Solano, 25, emerged as Miami's regular second baseman, appearing in 93 games at the position, and he posted a .983 field percentage.
In addition to naming a top defender for every club, Wilson announced the top defenders and best teams in the American and National Leagues. Boston's Dustin Pedroia and Arizona's Gerardo Parra took individual honors. The Orioles and Royals share the top spot in the AL, and the D-backs were named the NL's best defensive club.
The formula for picking each winner encompasses five criteria -- 25 percent defensive WAR (wins above replacement), 25 percent defensive runs saved, 20 percent inside edge fielding rankings, 20 percent inside edge arm accuracy and 10 percent field percentage.
To qualify, a player had to participate in a minimum of 80 big league games with his team.
Solano was the Marlins' regular second baseman at the start of the season before straining an intercostal in May and going on the disabled list; Derek Dietrich took over at second.
Solano played 21 games at Triple-A New Orleans before regaining his big league spot in the season's second half.
Infield coach Perry Hill was impressed with Solano from the first time they met.
In the spring, Hill said, "Donovan is a baseball player. He can do everything. He can field. He can turn a double play. He hits. He can hit behind runners. He's a situational hitter. He's a very good baseball player."
Because of his size, Solano knew he had to be an overachiever.
Listed at 5-foot-9 and 195 pounds, he has long heard that he is too small to play in the big leagues
He didn't listen.
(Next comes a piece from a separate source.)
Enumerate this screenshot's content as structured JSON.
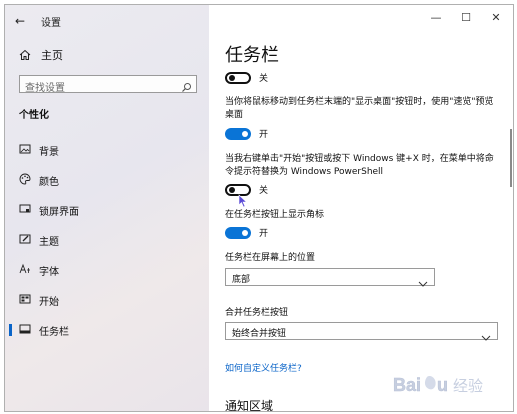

Instead, for inspiration, he paid attention to the success Pedroia was enjoying in Boston.
Earlier in the season, Solano talked about how he was inspired by Pedroia, who has been an MVP and two-time World Series champion.
"People would tell him he can't do it," Solano said earlier this year. "He hated that."
Solano had a simple way of answering the skeptics.
"I believe you are given talent, and there is no limit," he said.
Now Solano and Pedroia have an award in common.
The GIBBY trophy for Defensive Player of the Year will be awarded as part of the 2013 Greatness in Baseball Yearly Awards, which are based on voting by media, front-office personnel, MLB alumni and the Society for American Baseball Research, as well as fan balloting on MLB.com.
Through Sunday, Dec. 1, fans will be able to cast their ballots at MLB.com for the year's top defensive star, with no individual league affiliation.